An IEEFA analysis from last November found that seven of the largest producers in Appalachia spent nearly a half billion dollars more than they generated in the third quarter. With natural gas prices wallowing down close to $2/MMBtu, the cash burn rate may grow worse, unless the spending cuts continue.
Range Resources announced on January 6 that it would take an ax to its spending plans, cutting capex by 29 percent for 2020 compared to last year’s levels. The company also suspended its dividend, saving $20 million annually, so that it can allocate more money to paying off debt. Fortunately for Range, the company managed to hedge 60 percent of its output this year at an average price of $2.64/MMBtu.
Chevron recently announced a write down on the order of $11 billion for the fourth quarter, with its assets in Appalachia the principle cause.
The situation in the Appalachia is worse than for oil drillers in North Dakota, Colorado or Texas. To be sure, unconventional oil drilling is also riddled with financial problems and is based on a questionable business model. Oil wells still suffer from steep decline rates.

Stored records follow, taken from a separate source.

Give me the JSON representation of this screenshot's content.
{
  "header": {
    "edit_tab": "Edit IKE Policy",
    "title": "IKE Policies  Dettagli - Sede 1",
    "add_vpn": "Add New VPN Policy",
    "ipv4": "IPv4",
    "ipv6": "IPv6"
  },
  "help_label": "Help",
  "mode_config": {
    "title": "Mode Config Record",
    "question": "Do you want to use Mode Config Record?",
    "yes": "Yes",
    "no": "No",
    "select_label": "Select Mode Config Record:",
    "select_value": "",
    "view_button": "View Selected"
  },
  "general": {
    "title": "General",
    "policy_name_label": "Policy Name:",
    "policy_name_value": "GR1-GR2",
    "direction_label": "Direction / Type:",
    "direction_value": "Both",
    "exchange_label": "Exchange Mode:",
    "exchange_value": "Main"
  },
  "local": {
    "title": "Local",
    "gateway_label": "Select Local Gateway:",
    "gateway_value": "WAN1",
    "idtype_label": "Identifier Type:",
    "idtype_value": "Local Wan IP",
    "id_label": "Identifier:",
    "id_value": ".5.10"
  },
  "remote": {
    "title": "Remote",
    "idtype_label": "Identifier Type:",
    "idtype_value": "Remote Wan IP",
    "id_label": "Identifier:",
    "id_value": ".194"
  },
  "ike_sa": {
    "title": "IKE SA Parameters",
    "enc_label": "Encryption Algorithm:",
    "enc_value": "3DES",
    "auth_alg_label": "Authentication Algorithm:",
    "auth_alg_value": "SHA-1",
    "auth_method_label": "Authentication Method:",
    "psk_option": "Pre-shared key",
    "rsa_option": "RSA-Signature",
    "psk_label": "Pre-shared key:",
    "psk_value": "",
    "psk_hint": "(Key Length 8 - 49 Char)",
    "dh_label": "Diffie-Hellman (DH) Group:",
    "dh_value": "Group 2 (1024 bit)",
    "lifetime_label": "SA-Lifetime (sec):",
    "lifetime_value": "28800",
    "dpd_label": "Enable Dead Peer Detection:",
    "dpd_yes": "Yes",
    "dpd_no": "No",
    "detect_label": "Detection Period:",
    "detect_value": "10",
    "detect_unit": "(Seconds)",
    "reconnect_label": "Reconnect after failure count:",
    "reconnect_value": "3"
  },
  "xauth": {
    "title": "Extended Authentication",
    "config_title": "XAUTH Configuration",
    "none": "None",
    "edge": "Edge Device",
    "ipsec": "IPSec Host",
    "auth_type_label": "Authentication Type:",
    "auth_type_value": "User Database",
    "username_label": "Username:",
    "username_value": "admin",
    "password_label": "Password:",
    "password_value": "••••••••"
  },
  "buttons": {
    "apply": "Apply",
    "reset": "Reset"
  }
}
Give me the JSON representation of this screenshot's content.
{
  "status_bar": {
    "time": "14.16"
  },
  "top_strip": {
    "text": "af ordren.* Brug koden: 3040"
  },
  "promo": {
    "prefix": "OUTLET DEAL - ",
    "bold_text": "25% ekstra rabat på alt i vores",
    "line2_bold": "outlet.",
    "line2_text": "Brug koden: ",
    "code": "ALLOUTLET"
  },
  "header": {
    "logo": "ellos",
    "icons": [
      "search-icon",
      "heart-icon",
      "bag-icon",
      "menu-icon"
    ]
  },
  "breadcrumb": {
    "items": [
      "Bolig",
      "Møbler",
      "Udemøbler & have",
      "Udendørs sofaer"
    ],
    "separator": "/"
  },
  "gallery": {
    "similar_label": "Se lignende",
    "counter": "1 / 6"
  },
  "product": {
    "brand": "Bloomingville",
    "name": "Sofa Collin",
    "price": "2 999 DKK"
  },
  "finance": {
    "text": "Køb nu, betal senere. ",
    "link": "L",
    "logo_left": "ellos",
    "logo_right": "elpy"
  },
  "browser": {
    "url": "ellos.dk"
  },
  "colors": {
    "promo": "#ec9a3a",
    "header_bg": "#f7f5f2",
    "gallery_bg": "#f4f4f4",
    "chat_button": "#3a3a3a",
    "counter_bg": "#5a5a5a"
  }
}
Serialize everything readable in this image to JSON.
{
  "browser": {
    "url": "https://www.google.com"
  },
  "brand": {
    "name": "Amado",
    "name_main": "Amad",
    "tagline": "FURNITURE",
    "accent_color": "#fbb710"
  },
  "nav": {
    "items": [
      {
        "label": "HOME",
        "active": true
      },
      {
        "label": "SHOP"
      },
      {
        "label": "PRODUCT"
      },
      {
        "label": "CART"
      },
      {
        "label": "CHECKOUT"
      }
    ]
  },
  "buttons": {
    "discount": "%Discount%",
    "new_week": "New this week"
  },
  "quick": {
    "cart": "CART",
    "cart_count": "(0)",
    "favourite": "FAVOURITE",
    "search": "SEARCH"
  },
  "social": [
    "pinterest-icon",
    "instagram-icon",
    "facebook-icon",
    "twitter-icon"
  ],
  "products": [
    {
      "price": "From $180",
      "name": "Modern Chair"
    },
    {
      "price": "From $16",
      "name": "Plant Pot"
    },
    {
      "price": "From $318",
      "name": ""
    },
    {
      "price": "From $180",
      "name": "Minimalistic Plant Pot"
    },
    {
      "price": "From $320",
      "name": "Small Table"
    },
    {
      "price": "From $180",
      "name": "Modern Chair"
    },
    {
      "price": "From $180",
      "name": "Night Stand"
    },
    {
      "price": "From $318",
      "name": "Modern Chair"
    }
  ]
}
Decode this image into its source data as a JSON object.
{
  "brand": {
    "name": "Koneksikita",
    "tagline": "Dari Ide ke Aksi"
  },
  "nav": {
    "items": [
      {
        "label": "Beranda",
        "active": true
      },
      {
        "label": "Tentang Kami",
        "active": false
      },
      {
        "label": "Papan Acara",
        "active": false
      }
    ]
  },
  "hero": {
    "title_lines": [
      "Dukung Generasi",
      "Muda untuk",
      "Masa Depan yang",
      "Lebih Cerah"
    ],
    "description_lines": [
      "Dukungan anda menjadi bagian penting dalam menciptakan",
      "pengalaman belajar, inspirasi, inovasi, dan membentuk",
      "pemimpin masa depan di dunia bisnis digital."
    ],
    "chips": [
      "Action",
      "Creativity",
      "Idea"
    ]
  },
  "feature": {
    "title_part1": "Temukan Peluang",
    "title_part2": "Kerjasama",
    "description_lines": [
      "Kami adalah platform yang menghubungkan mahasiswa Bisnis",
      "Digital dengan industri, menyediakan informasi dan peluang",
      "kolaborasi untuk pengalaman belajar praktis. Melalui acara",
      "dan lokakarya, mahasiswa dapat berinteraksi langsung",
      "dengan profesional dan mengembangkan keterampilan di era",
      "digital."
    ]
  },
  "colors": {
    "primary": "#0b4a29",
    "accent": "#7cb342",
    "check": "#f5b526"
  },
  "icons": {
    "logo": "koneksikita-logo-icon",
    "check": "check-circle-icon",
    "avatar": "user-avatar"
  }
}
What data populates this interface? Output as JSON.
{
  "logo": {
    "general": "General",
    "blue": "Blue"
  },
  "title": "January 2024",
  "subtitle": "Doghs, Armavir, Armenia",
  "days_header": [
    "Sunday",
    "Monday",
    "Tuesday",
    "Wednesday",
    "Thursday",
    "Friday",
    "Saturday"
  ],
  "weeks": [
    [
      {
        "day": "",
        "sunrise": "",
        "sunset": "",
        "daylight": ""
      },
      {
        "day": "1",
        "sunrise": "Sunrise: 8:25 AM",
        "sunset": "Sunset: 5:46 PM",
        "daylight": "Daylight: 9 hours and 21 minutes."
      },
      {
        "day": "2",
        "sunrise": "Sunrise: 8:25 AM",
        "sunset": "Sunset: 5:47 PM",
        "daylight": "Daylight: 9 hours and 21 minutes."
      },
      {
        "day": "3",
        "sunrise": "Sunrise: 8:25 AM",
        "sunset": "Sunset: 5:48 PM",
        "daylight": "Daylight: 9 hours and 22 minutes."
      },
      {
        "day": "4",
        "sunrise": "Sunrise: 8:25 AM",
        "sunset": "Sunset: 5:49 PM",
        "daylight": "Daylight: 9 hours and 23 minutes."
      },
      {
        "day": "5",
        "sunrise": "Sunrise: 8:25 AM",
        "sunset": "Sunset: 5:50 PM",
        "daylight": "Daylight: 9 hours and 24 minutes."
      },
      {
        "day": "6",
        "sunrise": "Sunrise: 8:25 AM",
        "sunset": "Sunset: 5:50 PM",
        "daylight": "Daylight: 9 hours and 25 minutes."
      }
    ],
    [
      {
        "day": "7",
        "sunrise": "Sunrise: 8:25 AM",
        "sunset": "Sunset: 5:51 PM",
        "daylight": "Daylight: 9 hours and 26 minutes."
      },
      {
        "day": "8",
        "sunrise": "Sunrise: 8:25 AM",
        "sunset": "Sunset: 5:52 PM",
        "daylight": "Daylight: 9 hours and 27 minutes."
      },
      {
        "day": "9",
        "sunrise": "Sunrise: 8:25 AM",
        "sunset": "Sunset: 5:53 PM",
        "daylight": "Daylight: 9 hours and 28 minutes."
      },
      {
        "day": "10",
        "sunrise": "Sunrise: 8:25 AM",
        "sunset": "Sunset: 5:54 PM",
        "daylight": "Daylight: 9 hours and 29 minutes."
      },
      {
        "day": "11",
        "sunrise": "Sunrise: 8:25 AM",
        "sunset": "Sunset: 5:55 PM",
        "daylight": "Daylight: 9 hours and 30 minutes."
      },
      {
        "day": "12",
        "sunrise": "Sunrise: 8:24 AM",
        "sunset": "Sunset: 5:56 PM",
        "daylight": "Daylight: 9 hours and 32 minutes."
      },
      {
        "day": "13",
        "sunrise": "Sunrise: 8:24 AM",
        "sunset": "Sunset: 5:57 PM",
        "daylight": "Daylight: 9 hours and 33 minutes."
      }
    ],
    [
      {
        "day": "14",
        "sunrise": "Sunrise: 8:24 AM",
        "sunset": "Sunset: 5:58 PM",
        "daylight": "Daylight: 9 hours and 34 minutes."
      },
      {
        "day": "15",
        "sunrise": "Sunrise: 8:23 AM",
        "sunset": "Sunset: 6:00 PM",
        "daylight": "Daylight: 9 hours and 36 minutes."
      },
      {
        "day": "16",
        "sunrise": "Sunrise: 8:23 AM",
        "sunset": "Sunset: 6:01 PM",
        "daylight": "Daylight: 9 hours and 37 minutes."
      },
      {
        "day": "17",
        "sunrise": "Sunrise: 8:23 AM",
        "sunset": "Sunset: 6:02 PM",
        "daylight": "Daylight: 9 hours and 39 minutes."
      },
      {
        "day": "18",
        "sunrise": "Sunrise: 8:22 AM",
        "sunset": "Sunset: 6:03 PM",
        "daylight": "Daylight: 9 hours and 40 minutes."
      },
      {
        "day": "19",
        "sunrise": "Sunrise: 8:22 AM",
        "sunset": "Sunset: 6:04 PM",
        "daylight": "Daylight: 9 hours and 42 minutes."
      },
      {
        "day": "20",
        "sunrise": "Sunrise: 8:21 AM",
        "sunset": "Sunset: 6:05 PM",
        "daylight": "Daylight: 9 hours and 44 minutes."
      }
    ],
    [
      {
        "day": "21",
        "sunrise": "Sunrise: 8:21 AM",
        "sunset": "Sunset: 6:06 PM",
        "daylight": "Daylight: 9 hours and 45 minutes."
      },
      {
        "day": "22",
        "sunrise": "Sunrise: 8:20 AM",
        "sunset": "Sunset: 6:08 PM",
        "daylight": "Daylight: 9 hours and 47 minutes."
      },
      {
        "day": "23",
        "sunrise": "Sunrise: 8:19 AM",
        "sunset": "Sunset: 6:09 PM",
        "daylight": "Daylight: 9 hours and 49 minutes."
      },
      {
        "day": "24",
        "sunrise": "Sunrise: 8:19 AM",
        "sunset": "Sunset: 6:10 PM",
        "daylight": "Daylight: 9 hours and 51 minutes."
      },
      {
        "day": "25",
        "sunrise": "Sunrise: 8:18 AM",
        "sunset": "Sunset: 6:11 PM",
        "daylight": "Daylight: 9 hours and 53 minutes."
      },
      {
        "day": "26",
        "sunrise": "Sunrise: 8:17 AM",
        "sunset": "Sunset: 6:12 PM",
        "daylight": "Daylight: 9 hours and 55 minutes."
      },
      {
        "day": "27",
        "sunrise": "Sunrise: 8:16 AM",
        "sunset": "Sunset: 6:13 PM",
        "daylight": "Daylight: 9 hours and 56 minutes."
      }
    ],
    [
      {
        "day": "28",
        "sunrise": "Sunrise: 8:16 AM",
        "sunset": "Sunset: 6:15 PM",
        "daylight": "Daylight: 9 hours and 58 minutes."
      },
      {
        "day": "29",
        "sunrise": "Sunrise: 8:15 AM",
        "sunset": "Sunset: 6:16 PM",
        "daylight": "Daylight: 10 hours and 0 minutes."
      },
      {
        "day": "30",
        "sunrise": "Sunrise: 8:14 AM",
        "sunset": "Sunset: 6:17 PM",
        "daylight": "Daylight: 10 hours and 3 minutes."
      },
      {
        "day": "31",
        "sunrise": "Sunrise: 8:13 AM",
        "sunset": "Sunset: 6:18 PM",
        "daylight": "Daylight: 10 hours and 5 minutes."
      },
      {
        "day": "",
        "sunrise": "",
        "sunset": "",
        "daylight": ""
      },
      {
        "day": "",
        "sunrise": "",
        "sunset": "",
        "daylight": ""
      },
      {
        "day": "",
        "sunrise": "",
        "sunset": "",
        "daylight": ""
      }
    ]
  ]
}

But the underlying commodity is faring better. That is, oil prices rose last year and gas prices declined. Moreover, while oil could just easily decline this year, it has better odds of an unexpected rally than gas does. In fact, the two commodities have been on “divergent paths,” as Reuters put it. The oil-to-gas price ratio recently hit 30:1, the highest ratio since 2013. Over the past five years, the ratio has averaged 19:1, but it really shot up in 2019 as oil and gas went in different directions.
There is little reason to think that they will converge this year. Speculators recently staked out bullish bets on oil (although that likely fell back after the U.S.-Iran de-escalation) and have increased bearish bets on gas.
“Speculative positioning in natural gas remains the most negative across the main metals, energy and agricultural futures market contracts,” Standard Chartered wrote in a note.
The other thing working against natural gas – and is a big problem for Appalachian gas drillers – is that associated gas production in the Permian is expected to continue to rise. Associate gas from the Permian now rivals that of the Marcellus, and crucially, output is not sensitive to price since it is not the primary objective of companies operating there.
It’s not clear if gas production in the Marcellus will continue to decline – analysts see it stabilizing – but at the very least, the drilling boom has come to an end.